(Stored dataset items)
Segment Open

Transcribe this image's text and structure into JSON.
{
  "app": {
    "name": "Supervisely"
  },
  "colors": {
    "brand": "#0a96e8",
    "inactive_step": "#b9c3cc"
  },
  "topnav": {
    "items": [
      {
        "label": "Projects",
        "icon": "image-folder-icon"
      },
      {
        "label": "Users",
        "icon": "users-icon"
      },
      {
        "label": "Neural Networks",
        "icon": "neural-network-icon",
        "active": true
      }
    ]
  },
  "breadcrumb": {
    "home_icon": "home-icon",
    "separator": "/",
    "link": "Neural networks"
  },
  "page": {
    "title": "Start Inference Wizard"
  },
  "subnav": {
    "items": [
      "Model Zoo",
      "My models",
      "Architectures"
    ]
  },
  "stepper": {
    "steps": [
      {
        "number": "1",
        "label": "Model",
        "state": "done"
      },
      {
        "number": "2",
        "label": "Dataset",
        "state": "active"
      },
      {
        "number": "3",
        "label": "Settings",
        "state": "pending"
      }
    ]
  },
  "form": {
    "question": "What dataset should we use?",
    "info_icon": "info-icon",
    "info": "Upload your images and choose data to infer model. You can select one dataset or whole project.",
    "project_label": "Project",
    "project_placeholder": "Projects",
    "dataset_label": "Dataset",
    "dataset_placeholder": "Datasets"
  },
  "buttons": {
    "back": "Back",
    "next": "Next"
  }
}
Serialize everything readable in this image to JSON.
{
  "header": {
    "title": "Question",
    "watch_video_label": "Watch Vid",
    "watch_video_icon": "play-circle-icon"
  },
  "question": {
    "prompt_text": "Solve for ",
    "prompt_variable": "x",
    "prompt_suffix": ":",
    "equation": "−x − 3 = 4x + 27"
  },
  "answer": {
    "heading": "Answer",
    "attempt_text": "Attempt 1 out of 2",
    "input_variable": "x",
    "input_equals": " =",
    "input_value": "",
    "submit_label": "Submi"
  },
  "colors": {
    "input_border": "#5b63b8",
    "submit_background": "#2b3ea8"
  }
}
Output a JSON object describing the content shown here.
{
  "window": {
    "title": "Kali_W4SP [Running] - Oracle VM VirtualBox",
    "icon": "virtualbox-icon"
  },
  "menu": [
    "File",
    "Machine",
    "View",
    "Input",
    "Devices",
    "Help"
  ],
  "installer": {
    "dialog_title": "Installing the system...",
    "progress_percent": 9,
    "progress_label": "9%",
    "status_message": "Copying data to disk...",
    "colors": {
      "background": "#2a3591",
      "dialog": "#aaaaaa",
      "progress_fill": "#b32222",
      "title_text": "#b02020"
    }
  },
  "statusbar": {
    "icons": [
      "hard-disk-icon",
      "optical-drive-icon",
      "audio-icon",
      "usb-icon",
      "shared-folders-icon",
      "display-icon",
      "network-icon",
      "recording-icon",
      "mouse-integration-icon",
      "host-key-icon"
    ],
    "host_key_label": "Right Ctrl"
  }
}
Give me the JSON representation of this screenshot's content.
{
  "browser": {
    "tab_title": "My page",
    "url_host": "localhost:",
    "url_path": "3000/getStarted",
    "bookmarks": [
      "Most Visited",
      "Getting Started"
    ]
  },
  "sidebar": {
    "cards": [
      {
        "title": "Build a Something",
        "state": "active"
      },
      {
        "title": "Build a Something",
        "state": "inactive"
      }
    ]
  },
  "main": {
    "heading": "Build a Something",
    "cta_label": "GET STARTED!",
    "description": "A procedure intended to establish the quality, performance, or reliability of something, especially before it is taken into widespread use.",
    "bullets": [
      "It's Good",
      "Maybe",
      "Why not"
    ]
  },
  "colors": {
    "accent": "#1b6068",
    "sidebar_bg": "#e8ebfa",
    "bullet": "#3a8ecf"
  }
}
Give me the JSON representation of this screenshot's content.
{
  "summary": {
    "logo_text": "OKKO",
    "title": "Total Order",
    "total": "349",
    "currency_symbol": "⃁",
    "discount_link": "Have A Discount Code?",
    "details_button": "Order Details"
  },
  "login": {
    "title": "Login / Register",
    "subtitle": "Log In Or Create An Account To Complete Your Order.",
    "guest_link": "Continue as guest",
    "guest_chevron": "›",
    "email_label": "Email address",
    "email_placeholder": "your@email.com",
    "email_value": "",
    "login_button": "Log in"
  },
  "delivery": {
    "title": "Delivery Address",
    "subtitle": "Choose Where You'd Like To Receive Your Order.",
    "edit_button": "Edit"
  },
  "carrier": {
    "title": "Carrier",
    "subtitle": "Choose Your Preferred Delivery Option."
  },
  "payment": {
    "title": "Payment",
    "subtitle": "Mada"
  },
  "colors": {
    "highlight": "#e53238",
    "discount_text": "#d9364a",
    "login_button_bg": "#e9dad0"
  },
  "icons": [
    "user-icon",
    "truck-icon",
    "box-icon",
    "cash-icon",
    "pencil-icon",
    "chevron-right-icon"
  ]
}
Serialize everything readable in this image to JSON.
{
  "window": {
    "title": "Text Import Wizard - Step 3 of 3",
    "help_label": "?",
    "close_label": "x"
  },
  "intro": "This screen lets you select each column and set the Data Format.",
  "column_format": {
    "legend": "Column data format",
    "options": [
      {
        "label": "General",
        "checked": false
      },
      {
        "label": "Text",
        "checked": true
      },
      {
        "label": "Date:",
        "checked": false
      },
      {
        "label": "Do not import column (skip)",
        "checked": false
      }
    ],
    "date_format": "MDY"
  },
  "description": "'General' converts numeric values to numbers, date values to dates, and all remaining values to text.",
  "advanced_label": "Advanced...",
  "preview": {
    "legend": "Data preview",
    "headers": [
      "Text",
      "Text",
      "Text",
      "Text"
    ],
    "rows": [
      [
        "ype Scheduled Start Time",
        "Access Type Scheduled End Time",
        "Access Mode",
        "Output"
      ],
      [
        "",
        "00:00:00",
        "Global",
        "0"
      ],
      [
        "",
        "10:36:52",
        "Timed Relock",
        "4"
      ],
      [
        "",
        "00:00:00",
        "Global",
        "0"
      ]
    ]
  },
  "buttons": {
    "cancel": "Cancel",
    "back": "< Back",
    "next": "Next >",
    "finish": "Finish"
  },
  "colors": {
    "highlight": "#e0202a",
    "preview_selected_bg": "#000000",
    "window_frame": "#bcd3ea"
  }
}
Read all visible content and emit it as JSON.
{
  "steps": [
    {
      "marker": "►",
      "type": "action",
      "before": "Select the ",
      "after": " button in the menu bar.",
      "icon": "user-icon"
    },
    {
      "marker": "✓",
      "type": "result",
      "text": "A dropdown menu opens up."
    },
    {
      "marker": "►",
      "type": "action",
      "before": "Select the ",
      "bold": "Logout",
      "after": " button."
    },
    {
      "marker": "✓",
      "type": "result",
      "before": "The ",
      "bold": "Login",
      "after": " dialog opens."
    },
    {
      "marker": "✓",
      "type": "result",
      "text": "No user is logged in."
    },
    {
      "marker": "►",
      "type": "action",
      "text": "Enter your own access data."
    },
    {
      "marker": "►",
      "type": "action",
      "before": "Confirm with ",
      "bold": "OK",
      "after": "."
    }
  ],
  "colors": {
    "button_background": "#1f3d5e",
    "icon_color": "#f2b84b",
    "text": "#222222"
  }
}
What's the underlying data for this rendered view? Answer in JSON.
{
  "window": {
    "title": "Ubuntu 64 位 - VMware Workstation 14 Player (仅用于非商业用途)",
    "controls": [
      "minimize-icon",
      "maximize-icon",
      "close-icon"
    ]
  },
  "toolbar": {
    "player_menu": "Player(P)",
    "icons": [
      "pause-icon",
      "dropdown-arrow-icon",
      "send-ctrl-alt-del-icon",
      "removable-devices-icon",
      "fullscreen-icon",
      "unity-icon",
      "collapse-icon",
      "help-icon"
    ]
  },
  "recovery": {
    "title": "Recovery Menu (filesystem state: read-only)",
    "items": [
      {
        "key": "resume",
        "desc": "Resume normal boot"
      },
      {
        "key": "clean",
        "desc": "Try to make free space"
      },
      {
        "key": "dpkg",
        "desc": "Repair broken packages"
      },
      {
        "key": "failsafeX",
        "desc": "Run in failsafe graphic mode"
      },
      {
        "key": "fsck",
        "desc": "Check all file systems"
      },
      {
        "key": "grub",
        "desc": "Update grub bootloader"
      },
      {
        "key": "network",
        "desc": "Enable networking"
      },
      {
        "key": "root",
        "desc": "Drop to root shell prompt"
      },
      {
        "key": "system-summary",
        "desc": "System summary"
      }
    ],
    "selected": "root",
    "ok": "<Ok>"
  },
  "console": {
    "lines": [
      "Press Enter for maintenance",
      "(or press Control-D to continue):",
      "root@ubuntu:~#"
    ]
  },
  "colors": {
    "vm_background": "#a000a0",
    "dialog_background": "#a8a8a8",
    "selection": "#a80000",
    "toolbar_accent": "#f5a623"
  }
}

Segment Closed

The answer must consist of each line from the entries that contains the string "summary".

  "summary": {
        "key": "system-summary",
        "desc": "System summary"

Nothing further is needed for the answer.